This understanding is only the first step. The culture of a bank is shaped both ways, top-down and bottom-up. The management of a bank plays an important role in setting the tone and defining expected behaviour. But this is not enough. When it comes to culture, action speaks louder than words. Staff will take the behaviour of management as a cue of what is acceptable and what not. Managers have to lead not only by words but by example.
Incentives are another important point. Staff will know which behaviour earns them a bonus or gets them promoted. That’s why European banking supervisors assess remuneration schemes, including the extent to which integrity matters in promotions. More generally, integrity is one of the five criteria we apply when conducting fit and proper assessments of potential bank managers.
And this is key. Culture tends to be self-perpetuating, because people with certain values tend to hire people who hold the same values. Breaking this cycle is difficult, but necessary. But simply hiring people with different values and perspectives will not suffice. They then must be encouraged to speak up – to call foul when necessary. Here, we supervisors can help again. The ECB has set up a breach-reporting mechanism through which whistle-blowers can share information with us. Last year, we received more than 120 reports, an increase of about 40% from 2017.

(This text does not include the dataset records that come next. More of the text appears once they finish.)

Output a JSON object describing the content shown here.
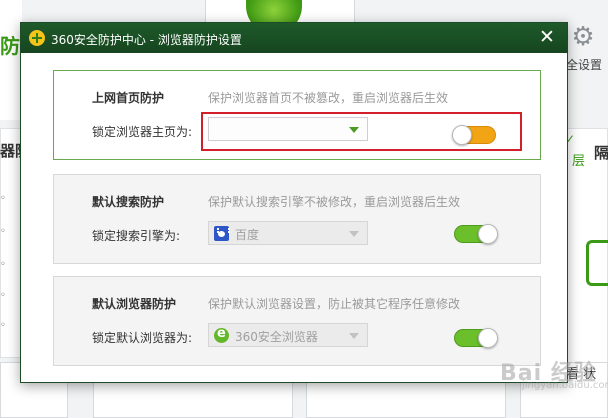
{
  "background": {
    "left_fang": "防",
    "left_title": "器防",
    "gear_label": "全设置",
    "right_ceng": "层",
    "right_ge": "隔",
    "bottom_text": "看 状"
  },
  "dialog": {
    "title": "360安全防护中心 - 浏览器防护设置",
    "close_glyph": "✕"
  },
  "sections": [
    {
      "title": "上网首页防护",
      "description": "保护浏览器首页不被篡改，重启浏览器后生效",
      "field_label": "锁定浏览器主页为:",
      "select_value": "",
      "toggle_state": "off"
    },
    {
      "title": "默认搜索防护",
      "description": "保护默认搜索引擎不被修改，重启浏览器后生效",
      "field_label": "锁定搜索引擎为:",
      "select_value": "百度",
      "select_icon": "baidu-icon",
      "toggle_state": "on"
    },
    {
      "title": "默认浏览器防护",
      "description": "保护默认浏览器设置，防止被其它程序任意修改",
      "field_label": "锁定默认浏览器为:",
      "select_value": "360安全浏览器",
      "select_icon": "browser-360-icon",
      "toggle_state": "on"
    }
  ],
  "watermark": {
    "text": "Bai 经验",
    "sub": "jingyan.baidu.com"
  },
  "colors": {
    "titlebar": "#1e5a2a",
    "toggle_on": "#6abf2b",
    "toggle_off": "#f2a514",
    "highlight": "#d21f2a"
  }
}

So, there are things that can be done, but we should not expect miracles. Culture is a sticky thing that tends to change very slowly. I am sure it will keep us busy for some time to come.
Ladies and gentlemen,
This is it; this is how the banking world looks from a European point of view. Banks have become more resilient over the past years, but they still face a number of risks and challenges. Some of these risks and challenges are indeed European, but some are global in scope. And a number of risks are universal in the sense that they emerge from within a bank: weak governance, bad risk management, unethical behaviour. So plenty of work lies ahead for banks and supervisors.
But for now, I am looking forward to listening to you, and to discussing our thoughts and ideas.
Thank you for your attention.